The abandonment and decay of urban historic areas, including heritage buildings, has been a major challenge in cities. This process is the result of the co-evolution of social, economic and technological developments experienced by industrialised countries, in adopting the knowledge-based economy. Some of these areas have been targeted as urban renewal projects, while others remained vacant and abandoned. For the latter, a focus on innovation in cities has presented an opportunity to shine again in redefined ways. Recently, some historic areas have been brought back to life by accommodating research and entrepreneurial activities. 

Based on these posted novel views, there has been drawn upon also the recommendations by the United Nations Educational Scientific and Cultural Organization’s (UNESCO 2011) for the management of historic urban landscapes (HULs) (Berg 2017) or areas. In addition, those recommendations have been started to take into account and successfully implement also in several EU-level topical projects (e.g., Horizon 2020) as a leading course of actions.
Although implementing regeneration processes has not always been successful, the transformation of historic areas into innovation hubs seems to offer the potential to deal with challenges such as social tension, gentrification, and over-reliance on unpredictable sectors. The presence of creative sectors, students, start-ups, social innovation, and cultural activities are seen as factors to reap the potential of regenerating these areas into innovation hubs. However, more research into these factors is needed. 
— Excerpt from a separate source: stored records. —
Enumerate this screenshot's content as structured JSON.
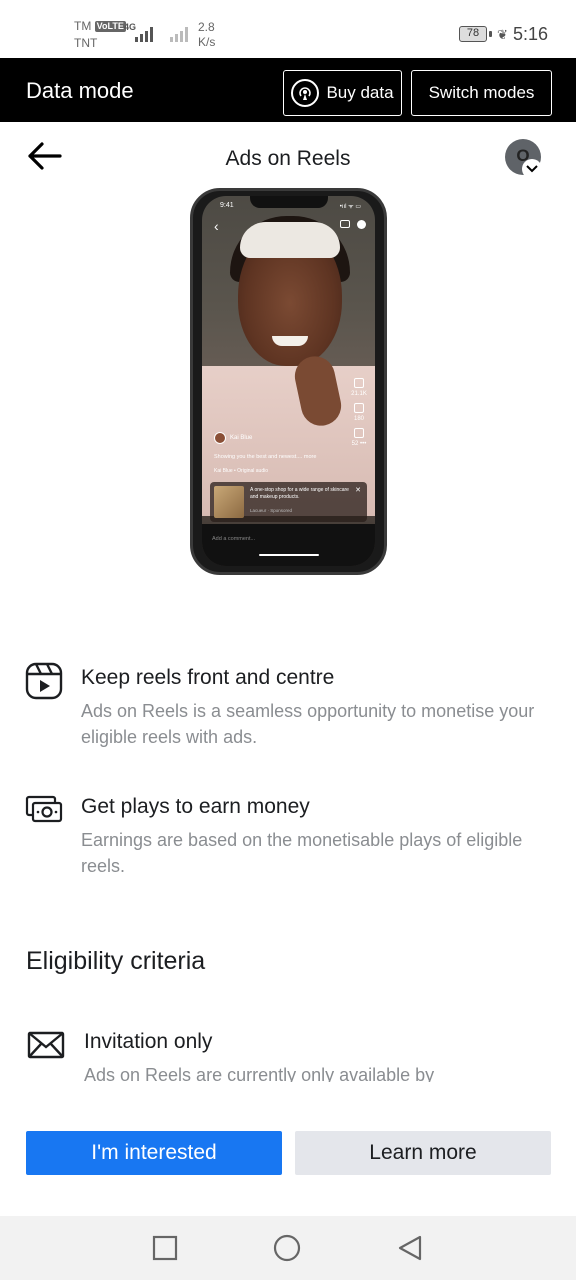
{
  "status_bar": {
    "carrier_top": "TM",
    "volte": "VoLTE",
    "carrier_bottom": "TNT",
    "network": "4G",
    "speed_value": "2.8",
    "speed_unit": "K/s",
    "battery": "78",
    "time": "5:16"
  },
  "data_bar": {
    "title": "Data mode",
    "buy_label": "Buy data",
    "switch_label": "Switch modes"
  },
  "header": {
    "title": "Ads on Reels",
    "avatar_letter": "O"
  },
  "phone_preview": {
    "time": "9:41",
    "status": "•ııl ᯤ ▭",
    "likes": "21.1K",
    "comments": "180",
    "shares": "52",
    "username": "Kai Blue",
    "caption": "Showing you the best and newest.... more",
    "audio": "Kai Blue • Original audio",
    "ad_text": "A one-stop shop for a wide range of skincare and makeup products.",
    "ad_sponsor": "Lacueur · Sponsored",
    "comment_placeholder": "Add a comment..."
  },
  "features": [
    {
      "icon": "reels-icon",
      "title": "Keep reels front and centre",
      "description": "Ads on Reels is a seamless opportunity to monetise your eligible reels with ads."
    },
    {
      "icon": "money-icon",
      "title": "Get plays to earn money",
      "description": "Earnings are based on the monetisable plays of eligible reels."
    }
  ],
  "eligibility": {
    "title": "Eligibility criteria",
    "items": [
      {
        "icon": "envelope-icon",
        "title": "Invitation only",
        "description": "Ads on Reels are currently only available by"
      }
    ]
  },
  "actions": {
    "primary": "I'm interested",
    "secondary": "Learn more"
  },
  "colors": {
    "primary": "#1877f2",
    "secondary_bg": "#e4e6eb",
    "data_bar_bg": "#000000"
  }
}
This paper aims to identify the critical factors to successfully regenerate historic urban areas and looks at the potential role of universities and other stakeholders facilitating the transformation of these areas into innovation hubs. Thus, this paper asks: What are the critical factors to regenerate historic urban areas and what is the current/future role of universities in it?

Through a systematic literature review and a conceptual analysis, this paper seeks to identify the current state-of-the-art in urban regeneration of historic urban areas, linking various theories and fields of studies explaining the phenomenon. The outcome of this paper is a conceptual model providing an overview of the strong and weak foundations of urban regeneration to set the course of future empirical research into the role of universities.